Philip Ewing

Philip Ewing is NPR's national security editor. He helps direct coverage of the military, the intelligence community, counterterrorism, veterans and other topics for the radio and online. Ewing joined the network in 2015 from Politico, where he was a Pentagon correspondent and defense editor. Previously he served as managing editor of and before that he covered the U.S. Navy for the Military Times newspapers.

Updated at 9:15 p.m. ET

House intelligence committee Republicans on Monday cleared President Trump's campaign of colluding with the Russians who attacked the 2016 U.S. election, concluding a probe that minority Democrats had long argued was focused on appeasing the White House.

The political hurricane that could bring about the release of a controversial memo on Friday has blown the American ship of state off the map.

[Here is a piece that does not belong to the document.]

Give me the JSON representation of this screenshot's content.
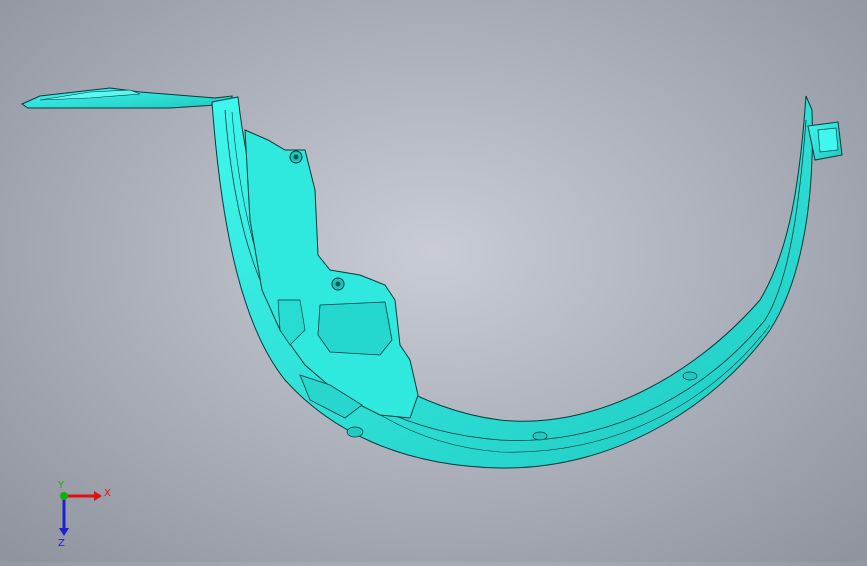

Not only has a congressional committee seldom if ever released secrets "owned" by the executive branch. Not only has Washington, D.C., seldom seen a law-and-order party in power commit to such a sustained flogging of its own FBI and Justice Department.

Updated 5:35 a.m. ET Friday:

President Trump ordered White House counsel Don McGahn to fire Justice Department special counsel Robert Mueller last summer — but McGahn refused and threatened to quit himself if the president went ahead, according to an explosive report in The New York Times.

Trump, in brief remarks as he entered the conference hall at the World Economic Forum in Davos, Switzerland, dismissed the story in what has become his characteristic fashion.

The infamous Russia dossier was not the sole basis for the FBI's investigation into Donald Trump's ties to Russia, according to a newly public document that notched a tactical win for Democrats inside Washington, D.C.

Last week in the Russia investigations: Mueller removes all doubt, the imbroglio apparently costs a man a government job and lots of talk — but no silver bullet — on digital interference.

Mueller time

How many more thunderbolts has Zeus in his quiver? Where might the next one strike? Who does the angry lightning-hurler have in his sights — and who will be spared?